Chambers Bay a drag for the $110-paying fan

The gallery on the first fairway is a long way away from the fairway. (Getty Images)
The gallery on the first fairway is a long way away from the fairway. (Getty Images)

UNIVERSITY PLACE, Wash. — At mid-afternoon Friday, Bob Meiering was sitting at a picnic table in the Spectator Square at Chambers Bay watching the U.S. Open on TV.

Meiering, a club pro and lifetime member of the PGA from Durango, Colo., and a buddy had given up for the day on viewing golf in person. They had lost the battle.

"It's tough," said the 71-year-old Meiering, a $110 admission ticket dangling from his shirt. "The terrain would be taxing for anyone who is a little bit older. Every hole, it's very difficult to see the person tee off and also see where the ball landed."

Here is the truth about Chambers Bay: the USGA basically went all-in for TV aesthetics for the 115th edition of the U.S. Open. In the process, they signed on with a course that has frustrated the golfers and been even more difficult for the fans. This is a hard place to watch a golf tournament.

[Slideshow: Round 2 of the U.S. Open]

It is steep, sandy, slippery and long – an arduous course to walk. Worse than that, the hills and dunes that rise around every hole severely limit sight lines, which means there are fewer places here than just about any other course to actually see golfers and golf shots. And even in the places where fans can see the course, they generally are viewing from long distance.

"The ropes are just too far back," said Meiering, who has been to several major championships and actually played in the PGA Championship a few times.

The 14th at Chambers Bay doesn't offer much vantage point for fans. (AP)
The 14th at Chambers Bay doesn't offer much vantage point for fans. (AP)

The Chambers Bay galleries aren't lining the fairways, like most golf tournaments. Which explains why you haven't seen them form a semicircle around a wayward golfer who drove into them. They'd have to be crazy wayward to hit the ball that far off-line. Nobody – not even Tiger Woods on in his worst major performance ever – hits the ball where these fans are.

The galleries aren't very close to the greens, either. Other than the holes with grandstands (more on those later) the fans generally are a long way from the action.

That's made those first-come, first-served grandstand seats more valuable than Puget Sound real estate.

Lines were about 50 deep to get into the grandstand at No. 18 at one point Friday. Meiering and his friend said they waited 40 minutes to get seats in the grandstand at No. 9.

Three teachers from Rogers High School in nearby Puyallup arrived at Chambers Bay by 6:15 a.m. Friday to stake claim to seats in the grandstand at 18. They stayed put for hours before leaving behind a friend to hold the seats while they wandered into the Spectator Square for a beer ($6.50 for a Bud Light, more for craft beers) and some food ($15 for a steak sandwich, $13 for a grilled salmon sandwich, $8.50 for a no-frills cheeseburger).

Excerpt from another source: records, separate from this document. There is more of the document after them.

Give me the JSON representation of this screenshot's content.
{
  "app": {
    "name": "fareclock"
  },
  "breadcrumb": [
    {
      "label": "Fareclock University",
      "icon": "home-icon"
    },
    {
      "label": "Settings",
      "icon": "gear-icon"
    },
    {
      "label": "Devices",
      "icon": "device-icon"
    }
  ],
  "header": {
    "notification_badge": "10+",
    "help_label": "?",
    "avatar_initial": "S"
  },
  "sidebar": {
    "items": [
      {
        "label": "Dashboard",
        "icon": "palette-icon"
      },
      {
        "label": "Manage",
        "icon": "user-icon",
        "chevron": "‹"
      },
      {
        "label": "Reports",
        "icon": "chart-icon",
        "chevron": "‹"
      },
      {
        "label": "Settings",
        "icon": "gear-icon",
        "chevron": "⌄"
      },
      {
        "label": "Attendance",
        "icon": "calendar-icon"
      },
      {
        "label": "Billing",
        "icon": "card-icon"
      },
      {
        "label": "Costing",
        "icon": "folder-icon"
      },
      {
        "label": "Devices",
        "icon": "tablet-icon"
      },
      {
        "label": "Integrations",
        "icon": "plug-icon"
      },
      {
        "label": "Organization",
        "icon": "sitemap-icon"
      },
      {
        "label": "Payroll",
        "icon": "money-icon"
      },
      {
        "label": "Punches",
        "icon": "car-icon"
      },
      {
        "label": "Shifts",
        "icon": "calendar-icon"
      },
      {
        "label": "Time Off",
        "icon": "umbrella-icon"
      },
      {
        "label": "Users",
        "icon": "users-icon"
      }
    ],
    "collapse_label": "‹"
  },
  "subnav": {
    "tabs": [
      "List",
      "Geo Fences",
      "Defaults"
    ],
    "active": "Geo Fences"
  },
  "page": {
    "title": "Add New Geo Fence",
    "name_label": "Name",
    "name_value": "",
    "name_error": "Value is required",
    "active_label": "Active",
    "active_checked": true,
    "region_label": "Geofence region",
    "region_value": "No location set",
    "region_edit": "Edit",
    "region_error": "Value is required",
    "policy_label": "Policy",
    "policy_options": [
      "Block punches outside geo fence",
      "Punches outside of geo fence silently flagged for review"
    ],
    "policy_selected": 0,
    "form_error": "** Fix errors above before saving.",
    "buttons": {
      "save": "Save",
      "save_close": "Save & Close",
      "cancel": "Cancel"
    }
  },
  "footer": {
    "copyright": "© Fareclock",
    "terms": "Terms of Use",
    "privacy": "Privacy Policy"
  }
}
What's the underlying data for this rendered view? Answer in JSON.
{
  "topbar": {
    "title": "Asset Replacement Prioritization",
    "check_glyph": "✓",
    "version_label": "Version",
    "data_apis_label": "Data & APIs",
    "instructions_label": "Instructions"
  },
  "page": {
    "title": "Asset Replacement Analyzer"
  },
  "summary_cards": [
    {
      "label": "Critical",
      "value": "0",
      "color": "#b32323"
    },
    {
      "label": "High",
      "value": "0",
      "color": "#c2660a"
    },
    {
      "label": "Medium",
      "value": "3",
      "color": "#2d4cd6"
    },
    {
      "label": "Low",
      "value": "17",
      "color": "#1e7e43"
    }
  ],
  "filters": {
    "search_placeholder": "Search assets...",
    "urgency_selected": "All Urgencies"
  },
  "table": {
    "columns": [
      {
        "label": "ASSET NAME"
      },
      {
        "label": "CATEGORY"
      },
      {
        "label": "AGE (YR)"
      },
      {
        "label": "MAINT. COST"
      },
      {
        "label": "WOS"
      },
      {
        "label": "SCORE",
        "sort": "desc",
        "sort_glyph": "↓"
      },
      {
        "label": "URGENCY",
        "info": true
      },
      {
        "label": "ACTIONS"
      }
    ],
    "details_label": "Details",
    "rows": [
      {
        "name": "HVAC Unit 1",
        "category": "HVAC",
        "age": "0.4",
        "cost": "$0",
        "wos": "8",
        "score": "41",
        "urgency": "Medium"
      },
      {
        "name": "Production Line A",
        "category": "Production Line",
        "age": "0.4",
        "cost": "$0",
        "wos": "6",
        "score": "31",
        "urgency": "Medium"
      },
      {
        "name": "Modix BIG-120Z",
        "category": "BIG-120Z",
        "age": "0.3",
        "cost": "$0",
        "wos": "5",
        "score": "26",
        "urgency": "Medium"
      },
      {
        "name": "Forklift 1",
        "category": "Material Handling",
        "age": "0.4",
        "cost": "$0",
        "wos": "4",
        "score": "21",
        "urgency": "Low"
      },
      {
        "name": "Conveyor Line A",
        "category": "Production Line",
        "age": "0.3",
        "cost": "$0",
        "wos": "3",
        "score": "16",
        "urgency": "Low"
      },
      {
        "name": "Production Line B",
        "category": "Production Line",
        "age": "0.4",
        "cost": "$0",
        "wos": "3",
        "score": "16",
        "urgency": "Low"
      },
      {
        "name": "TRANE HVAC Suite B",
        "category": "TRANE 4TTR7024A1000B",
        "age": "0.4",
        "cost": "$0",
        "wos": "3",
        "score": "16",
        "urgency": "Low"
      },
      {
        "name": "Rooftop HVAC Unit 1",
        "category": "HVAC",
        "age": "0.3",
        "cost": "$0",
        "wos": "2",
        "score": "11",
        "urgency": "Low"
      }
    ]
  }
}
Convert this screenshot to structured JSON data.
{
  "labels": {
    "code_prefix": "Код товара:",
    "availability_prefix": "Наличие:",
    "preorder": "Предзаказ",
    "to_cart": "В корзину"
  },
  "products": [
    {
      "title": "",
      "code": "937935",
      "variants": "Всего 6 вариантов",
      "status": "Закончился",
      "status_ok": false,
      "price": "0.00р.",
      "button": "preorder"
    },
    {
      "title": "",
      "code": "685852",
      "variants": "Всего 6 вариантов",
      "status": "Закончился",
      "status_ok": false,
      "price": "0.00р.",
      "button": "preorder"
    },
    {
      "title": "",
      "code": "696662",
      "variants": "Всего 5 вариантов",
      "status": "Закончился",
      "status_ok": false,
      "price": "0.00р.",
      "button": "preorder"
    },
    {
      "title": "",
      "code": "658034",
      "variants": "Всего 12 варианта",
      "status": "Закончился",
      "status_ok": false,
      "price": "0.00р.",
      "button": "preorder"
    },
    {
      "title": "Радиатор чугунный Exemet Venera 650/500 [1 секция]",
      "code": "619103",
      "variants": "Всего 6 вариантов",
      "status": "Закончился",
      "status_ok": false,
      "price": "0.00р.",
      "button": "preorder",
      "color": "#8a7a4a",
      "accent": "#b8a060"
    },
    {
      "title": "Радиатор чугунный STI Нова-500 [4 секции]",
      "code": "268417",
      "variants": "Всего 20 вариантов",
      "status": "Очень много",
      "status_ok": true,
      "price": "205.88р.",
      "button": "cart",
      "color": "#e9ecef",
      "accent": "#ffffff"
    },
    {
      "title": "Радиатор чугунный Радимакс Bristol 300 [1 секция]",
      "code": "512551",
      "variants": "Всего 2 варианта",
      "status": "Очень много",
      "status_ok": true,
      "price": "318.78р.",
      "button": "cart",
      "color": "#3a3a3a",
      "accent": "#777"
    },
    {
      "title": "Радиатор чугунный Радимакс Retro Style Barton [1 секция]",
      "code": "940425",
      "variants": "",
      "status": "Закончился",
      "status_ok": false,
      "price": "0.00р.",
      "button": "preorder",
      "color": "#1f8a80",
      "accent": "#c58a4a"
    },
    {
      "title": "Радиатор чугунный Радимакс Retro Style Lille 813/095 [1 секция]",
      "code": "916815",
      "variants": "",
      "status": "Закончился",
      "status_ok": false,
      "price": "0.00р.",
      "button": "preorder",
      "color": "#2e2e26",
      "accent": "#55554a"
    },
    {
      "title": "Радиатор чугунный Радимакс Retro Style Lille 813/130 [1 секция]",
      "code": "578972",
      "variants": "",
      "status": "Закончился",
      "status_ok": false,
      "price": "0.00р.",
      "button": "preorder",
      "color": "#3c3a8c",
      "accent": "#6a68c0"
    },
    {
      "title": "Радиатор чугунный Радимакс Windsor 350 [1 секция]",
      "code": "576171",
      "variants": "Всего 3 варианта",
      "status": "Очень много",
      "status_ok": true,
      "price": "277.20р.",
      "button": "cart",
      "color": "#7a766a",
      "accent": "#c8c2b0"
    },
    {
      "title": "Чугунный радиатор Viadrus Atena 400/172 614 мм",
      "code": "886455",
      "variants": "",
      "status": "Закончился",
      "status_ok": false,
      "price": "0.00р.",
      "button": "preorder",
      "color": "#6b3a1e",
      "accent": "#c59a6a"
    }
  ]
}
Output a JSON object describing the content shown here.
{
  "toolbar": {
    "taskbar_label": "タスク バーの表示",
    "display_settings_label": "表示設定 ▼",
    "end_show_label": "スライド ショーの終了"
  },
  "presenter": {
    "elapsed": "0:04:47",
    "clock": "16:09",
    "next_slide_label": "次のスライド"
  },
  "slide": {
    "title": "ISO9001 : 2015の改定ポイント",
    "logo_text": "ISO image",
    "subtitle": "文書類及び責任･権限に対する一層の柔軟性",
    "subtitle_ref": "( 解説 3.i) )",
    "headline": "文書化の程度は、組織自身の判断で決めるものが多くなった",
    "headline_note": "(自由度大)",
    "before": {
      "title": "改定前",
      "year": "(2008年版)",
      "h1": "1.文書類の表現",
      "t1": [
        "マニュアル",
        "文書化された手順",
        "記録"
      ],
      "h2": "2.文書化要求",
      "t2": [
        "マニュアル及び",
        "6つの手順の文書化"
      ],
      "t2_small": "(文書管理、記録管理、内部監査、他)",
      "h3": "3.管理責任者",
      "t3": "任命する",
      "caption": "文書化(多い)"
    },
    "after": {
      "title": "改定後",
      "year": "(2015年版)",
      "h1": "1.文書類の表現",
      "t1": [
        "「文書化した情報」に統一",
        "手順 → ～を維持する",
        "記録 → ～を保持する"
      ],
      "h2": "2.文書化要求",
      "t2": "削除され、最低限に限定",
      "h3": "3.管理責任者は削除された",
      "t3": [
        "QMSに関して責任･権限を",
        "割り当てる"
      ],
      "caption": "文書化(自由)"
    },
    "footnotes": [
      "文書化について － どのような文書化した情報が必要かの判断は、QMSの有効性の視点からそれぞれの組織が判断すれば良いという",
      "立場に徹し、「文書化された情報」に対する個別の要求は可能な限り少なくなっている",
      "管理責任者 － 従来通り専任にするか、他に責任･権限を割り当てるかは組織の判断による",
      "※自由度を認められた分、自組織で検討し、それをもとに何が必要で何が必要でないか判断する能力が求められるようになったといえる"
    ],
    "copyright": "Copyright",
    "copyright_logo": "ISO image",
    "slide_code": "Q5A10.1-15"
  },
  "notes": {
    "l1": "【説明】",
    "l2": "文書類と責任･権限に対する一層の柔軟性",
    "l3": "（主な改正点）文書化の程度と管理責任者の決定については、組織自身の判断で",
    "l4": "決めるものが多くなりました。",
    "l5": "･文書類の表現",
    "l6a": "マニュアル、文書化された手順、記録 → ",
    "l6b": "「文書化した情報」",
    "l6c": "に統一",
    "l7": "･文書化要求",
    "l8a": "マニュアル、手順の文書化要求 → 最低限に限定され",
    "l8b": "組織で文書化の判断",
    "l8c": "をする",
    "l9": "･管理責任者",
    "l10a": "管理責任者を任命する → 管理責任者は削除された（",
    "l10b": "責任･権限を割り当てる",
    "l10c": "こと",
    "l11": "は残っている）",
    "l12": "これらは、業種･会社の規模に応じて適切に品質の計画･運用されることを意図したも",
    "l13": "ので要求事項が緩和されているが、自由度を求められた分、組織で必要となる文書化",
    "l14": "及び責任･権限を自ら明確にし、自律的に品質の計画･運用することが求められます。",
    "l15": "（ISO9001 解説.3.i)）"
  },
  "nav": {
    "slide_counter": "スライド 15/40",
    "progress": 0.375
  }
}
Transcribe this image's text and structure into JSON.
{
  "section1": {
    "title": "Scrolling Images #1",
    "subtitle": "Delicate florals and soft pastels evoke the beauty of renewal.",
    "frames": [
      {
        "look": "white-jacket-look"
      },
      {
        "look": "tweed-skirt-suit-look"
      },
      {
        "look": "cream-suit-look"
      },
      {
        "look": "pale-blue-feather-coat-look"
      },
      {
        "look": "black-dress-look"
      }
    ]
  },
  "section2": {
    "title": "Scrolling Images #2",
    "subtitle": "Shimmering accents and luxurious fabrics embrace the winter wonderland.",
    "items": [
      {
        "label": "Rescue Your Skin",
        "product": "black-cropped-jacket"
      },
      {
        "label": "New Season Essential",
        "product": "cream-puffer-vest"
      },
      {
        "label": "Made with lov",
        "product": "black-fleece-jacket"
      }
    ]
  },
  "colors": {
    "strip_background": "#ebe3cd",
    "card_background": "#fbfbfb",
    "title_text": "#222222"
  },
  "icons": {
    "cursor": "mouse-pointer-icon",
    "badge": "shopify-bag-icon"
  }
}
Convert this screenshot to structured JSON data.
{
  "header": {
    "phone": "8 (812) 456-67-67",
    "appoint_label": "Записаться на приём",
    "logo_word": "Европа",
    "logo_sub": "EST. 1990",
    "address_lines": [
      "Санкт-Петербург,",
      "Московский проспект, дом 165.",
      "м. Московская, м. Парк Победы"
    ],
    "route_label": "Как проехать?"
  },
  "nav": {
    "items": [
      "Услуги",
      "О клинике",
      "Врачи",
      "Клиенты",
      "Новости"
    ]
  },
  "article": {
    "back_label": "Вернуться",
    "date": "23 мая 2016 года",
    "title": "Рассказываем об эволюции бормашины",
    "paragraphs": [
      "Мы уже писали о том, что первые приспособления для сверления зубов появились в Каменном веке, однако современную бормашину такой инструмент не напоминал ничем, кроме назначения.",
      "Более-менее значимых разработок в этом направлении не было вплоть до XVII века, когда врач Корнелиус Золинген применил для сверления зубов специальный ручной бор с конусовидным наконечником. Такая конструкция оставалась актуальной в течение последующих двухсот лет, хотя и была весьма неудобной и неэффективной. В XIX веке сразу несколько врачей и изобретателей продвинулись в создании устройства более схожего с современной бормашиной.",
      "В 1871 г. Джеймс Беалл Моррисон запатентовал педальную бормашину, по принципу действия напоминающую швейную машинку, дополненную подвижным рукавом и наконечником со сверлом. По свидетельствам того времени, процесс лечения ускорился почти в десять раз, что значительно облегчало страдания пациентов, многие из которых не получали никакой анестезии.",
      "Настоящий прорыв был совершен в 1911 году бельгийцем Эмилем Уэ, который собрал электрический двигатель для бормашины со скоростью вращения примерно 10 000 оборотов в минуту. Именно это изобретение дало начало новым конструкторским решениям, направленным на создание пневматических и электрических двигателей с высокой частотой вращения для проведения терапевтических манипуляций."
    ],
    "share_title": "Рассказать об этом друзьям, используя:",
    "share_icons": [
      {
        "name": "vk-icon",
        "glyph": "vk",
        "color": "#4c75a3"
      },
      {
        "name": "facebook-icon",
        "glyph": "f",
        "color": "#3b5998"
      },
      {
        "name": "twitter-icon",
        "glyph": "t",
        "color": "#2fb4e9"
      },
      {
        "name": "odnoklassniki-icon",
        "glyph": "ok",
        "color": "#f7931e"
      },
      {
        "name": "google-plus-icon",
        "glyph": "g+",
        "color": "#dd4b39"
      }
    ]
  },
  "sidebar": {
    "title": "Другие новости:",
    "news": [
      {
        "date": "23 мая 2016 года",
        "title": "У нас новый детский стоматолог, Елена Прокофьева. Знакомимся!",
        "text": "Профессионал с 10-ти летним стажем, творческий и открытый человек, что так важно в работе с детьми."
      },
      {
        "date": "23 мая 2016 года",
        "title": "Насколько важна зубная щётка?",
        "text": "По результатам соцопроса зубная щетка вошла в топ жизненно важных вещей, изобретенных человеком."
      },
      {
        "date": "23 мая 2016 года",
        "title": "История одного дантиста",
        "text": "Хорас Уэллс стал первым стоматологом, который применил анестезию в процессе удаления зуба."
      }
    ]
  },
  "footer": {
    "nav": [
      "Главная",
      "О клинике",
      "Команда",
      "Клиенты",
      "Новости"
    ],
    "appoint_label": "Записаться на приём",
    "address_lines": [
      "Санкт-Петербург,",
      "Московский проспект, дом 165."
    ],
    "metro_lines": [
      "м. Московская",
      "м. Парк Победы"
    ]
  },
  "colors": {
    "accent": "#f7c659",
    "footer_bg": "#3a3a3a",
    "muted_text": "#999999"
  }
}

"In terms of following a group, that's rough," said Paul Appel, the golf coach at Rogers High. "There's only a few spots where you can do that effectively."

The teachers – Appel, wrestling coach Dave Johnston and track coach Danny Carlson – were undeterred by the spectating challenges. They bought their tickets the first day they became available, last year, and were going to enjoy the first-ever U.S. Open in their state.

But not everyone is a happy customer. Complaints to course marshals have been plentiful, and fans have been sufficiently starved for sight lines that a few of them tried rearranging the man-made scenery Thursday.

Woods, Rickie Fowler and Louie Oosthuizen were teeing off on the fifth hole when the top of a nearby chain-link fence covered with a green windscreen was bent over. A group of guys on the other side of the fence were bending it down just far enough to peer over the top and see the golfers tee off. A cop came over and told them to knock it off.

"But we paid to see," one of the guys said.

"You should have gone up higher," the cop responded.

The guys backed down, and the top of the fence went back up. They missed seeing Woods & Co. tee off right in front of them.

Among the golfers, even some shooting low numbers aren't that happy with the course. Fox microphones caught Jordan Spieth (5-under par) calling the 18th, "The dumbest hole I've ever played in my life."

Asked about it after his round, Spieth didn't back down. He's not a fan of holes that can be a par-5 one day and a par-4 the next.

"I think 18 as a par-4 doesn't make much sense," the Masters champion said. "So all in all, I thought it was a dumb hole today but I think we're going to play it from there again, so I've got to get over that."

If Spieth thinks playing 18 is difficult, he ought to try experiencing it and the other 17 holes as a fan. The paying public has the hardest assignment of anyone on the grounds this week.